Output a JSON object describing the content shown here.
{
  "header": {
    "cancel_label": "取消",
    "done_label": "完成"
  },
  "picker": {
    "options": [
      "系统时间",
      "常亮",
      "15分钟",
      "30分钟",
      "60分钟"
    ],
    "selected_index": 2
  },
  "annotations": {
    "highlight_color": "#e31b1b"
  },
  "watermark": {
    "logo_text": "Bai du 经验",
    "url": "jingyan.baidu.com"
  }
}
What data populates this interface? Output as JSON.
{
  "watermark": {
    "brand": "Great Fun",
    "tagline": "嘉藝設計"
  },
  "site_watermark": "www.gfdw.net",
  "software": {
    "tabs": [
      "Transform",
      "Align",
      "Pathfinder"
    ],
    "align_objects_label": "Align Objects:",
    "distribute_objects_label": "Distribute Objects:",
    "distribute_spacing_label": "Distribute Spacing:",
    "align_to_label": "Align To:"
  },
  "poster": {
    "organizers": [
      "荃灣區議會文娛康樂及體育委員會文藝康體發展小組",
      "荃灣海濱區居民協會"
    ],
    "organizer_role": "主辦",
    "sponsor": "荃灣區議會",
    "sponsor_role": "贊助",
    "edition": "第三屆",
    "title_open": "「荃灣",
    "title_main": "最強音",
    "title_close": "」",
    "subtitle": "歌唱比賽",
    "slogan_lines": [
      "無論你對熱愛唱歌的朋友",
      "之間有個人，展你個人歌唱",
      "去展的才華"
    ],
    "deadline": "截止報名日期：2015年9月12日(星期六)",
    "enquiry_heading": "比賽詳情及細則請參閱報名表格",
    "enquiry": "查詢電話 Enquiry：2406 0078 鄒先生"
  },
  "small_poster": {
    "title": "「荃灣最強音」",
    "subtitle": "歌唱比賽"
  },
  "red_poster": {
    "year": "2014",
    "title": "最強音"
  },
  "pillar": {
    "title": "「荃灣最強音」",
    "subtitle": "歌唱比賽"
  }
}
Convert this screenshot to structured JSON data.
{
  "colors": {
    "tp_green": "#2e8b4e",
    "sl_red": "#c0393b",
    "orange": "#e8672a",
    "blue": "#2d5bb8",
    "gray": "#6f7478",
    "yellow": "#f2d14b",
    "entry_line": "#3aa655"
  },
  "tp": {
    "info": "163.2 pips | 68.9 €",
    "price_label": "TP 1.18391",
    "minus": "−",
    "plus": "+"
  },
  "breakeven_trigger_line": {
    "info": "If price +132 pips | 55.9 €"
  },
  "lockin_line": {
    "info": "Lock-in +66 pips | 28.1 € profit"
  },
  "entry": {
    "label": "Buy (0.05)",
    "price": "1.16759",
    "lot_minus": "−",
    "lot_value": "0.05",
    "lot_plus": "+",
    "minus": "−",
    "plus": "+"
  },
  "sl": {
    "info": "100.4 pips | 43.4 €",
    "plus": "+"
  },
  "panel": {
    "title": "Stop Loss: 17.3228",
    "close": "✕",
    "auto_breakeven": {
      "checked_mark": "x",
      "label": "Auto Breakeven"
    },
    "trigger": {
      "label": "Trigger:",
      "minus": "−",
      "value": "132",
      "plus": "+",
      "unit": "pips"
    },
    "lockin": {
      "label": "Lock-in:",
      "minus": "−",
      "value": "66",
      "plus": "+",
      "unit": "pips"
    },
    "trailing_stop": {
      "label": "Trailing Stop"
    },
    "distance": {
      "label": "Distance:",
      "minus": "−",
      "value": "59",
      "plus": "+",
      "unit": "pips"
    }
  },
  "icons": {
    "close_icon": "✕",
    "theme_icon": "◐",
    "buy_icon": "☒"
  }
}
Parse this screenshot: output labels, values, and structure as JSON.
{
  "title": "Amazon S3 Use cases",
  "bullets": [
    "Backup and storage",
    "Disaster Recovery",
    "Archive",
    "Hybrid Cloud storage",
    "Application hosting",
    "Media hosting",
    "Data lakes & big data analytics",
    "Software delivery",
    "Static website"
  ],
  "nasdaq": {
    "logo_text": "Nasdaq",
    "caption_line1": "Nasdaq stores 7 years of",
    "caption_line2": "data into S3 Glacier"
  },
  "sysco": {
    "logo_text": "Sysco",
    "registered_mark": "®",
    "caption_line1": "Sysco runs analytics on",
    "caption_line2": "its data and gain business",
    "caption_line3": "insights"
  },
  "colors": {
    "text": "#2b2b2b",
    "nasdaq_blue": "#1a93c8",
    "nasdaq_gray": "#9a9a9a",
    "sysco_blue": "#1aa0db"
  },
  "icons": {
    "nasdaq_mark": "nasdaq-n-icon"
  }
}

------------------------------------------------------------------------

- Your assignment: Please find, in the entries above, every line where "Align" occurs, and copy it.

- Your solution:
      "Align",
    "align_objects_label": "Align Objects:",
    "align_to_label": "Align To:"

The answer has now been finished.